Allison: Exactly. And it starts with getting more girls into computer science courses, degrees, and tech careers, launching our own businesses, and investing in technology.
Jocelyn: So, what should BlackHer readers do next?
Allison: First, folks can check out our new data brief from Women of Color in Computing Research Collaborative. It provides stark data on how few girls and women of color are participating in computing.
Second, all parents should learn more about computer science offerings at their girls’ schools. And if there are no courses, they should advocate for them now. Also, SMASH, Black Girls Code, and Hidden Genius Project are great programs providing computing exposure and education to students of color!
Finally, we should all be approaching our careers as lifelong learners.
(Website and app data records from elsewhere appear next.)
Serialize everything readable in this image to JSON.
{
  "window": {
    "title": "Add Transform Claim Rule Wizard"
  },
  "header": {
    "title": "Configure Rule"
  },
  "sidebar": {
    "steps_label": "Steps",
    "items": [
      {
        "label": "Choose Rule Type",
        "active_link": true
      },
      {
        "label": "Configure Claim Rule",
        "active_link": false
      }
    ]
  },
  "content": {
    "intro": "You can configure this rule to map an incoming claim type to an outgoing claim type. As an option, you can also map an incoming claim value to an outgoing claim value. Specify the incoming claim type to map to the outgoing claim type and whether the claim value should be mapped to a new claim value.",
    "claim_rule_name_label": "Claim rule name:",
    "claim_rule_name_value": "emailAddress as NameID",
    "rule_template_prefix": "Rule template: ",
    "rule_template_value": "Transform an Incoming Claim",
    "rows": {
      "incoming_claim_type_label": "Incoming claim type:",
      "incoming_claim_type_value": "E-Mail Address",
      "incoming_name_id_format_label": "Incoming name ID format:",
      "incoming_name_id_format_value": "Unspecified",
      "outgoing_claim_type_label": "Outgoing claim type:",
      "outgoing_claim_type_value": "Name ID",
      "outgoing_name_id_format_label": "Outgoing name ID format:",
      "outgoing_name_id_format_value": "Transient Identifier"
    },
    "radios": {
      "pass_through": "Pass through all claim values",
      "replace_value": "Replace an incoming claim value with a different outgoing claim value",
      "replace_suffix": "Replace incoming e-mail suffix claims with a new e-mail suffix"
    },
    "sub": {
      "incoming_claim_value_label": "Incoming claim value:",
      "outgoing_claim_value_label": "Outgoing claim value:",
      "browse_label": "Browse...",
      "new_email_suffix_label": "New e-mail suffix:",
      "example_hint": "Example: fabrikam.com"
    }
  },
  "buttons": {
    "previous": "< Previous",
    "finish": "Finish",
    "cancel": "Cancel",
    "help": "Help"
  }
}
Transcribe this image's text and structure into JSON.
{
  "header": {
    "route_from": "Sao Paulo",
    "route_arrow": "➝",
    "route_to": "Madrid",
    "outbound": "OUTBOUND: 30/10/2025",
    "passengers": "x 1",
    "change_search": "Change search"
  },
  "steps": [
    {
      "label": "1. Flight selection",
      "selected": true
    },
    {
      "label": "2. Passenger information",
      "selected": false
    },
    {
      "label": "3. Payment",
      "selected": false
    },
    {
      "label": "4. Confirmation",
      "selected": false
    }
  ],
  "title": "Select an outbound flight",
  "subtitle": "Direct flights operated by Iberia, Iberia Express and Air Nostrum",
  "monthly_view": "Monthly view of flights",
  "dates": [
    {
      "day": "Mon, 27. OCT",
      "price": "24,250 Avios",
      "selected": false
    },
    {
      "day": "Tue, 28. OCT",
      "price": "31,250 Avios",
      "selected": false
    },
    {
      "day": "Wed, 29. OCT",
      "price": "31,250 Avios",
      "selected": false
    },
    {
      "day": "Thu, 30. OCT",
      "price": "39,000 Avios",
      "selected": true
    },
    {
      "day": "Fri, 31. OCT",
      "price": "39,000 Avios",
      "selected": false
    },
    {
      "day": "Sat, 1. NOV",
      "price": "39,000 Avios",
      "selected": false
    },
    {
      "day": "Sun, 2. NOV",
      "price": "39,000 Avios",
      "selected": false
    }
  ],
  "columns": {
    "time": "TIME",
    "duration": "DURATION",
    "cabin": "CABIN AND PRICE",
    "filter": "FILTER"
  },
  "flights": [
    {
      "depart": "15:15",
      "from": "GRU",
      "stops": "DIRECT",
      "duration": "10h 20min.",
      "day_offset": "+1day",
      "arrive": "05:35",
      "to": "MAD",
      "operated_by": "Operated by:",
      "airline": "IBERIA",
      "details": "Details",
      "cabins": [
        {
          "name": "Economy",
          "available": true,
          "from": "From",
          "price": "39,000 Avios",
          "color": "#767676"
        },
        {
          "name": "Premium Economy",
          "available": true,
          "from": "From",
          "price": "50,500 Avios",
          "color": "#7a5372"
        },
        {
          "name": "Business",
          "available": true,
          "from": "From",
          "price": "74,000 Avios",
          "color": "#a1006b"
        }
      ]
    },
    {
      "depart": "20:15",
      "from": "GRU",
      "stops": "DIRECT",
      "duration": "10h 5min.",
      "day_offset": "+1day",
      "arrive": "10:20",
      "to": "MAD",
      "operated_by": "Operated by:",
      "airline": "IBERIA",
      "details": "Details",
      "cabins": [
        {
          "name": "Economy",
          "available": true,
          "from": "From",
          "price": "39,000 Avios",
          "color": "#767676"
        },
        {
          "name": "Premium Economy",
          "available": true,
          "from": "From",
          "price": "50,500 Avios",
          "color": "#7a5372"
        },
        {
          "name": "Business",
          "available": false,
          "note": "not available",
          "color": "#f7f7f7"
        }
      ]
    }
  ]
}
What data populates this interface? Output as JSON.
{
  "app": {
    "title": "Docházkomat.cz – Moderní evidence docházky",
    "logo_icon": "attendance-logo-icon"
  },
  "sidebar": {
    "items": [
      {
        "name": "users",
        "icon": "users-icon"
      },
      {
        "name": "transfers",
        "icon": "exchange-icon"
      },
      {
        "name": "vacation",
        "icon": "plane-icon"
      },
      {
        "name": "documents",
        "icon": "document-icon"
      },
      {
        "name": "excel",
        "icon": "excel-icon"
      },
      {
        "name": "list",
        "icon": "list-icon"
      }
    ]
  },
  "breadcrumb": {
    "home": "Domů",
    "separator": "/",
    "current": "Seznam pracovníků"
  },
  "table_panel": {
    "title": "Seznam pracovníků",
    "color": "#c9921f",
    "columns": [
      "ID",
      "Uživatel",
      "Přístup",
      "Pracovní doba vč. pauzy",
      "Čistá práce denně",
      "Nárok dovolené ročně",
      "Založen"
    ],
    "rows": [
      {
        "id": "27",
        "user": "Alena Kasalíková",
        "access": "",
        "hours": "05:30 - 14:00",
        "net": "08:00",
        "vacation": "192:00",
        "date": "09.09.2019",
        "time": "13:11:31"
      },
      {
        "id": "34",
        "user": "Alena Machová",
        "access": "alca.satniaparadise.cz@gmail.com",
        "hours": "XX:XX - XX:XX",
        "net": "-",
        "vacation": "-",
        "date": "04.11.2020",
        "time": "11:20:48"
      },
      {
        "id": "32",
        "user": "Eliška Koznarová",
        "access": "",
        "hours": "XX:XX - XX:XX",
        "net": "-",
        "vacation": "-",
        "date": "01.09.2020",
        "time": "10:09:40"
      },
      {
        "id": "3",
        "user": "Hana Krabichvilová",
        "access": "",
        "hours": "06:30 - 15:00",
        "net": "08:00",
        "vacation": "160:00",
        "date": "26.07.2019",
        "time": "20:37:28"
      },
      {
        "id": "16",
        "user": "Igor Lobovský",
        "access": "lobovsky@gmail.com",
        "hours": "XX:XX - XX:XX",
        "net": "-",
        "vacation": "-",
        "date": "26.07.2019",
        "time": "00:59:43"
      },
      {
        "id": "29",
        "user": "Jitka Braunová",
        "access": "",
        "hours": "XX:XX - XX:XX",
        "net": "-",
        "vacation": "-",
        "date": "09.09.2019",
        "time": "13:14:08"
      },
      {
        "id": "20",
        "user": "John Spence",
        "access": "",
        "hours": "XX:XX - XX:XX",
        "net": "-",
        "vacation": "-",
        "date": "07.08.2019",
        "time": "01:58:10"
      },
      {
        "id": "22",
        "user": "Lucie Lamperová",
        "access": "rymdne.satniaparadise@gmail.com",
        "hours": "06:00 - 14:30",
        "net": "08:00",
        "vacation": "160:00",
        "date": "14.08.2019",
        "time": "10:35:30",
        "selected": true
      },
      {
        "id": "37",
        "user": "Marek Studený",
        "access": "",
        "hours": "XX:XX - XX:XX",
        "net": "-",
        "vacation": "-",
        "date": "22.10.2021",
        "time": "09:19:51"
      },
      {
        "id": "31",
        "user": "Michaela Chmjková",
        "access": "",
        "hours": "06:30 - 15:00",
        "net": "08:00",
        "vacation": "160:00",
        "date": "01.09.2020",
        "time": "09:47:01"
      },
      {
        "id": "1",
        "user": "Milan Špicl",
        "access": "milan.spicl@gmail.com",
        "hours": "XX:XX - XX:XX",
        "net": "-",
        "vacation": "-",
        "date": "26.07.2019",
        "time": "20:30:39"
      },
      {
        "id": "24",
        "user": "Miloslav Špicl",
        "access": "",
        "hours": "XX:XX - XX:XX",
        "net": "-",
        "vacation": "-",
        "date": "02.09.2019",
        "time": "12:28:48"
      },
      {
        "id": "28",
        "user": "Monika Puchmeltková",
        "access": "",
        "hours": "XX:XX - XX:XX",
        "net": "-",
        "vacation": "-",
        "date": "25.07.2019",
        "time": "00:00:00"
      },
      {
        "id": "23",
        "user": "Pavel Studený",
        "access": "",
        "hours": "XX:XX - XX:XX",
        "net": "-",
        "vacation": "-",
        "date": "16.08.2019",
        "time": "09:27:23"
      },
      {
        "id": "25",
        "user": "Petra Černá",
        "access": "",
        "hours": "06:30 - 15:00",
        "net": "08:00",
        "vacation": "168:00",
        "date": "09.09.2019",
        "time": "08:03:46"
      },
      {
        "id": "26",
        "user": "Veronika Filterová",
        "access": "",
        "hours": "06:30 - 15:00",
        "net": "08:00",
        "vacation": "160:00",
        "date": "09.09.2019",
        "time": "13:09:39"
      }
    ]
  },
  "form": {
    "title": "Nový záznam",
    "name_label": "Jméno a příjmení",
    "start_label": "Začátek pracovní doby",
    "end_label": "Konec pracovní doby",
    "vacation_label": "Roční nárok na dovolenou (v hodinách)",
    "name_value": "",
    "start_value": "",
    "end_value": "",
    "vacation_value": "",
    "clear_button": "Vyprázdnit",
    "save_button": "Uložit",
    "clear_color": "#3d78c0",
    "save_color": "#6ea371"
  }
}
The future jobs in technology haven’t been created or envisioned yet. We can get ahead of the curve by taking continuing education courses in topics and areas where tech companies need skilled workers. Many courses exist online, through bootcamps, apprenticeship programs, or local colleges. Finally, Black women shouldn’t be afraid to apply to tech jobs and to start engaging with networks of tech professionals in their city. Companies say they want more diverse talent, so let’s let them know we are here!
Jocelyn: I think a lot of Black women (including me!) are “doing tech,” but we just don’t call it that. That’s why it is intimidating.
Allison: That’s right! Think about Black Twitter. Instagram-based businesses. We are using technology in innovative and creative (and potentially lucrative!) ways all the time. People don’t realize that there are people who get paid not only to code, but also to develop social media plans, and marketing and product strategies. So many of us are digital natives, and so many more of us can be creating technology!
Jocelyn: Allison, who are your BlackHer Sheroes?
Allison: There are so many, but I’d have to say Anita Hill and Michelle Obama. They are such amazing role models. There is something so important and inspiring about seeing the leadership of these amazing, intelligent, beautiful Black women.
Jocelyn: Let me ask you the Miracle Question. You go to sleep tonight, and you wake up and it’s December 2019 and the miracle has occurred for Black women. What happened?
Allison: Black women are leading technology companies whose products are changing the world.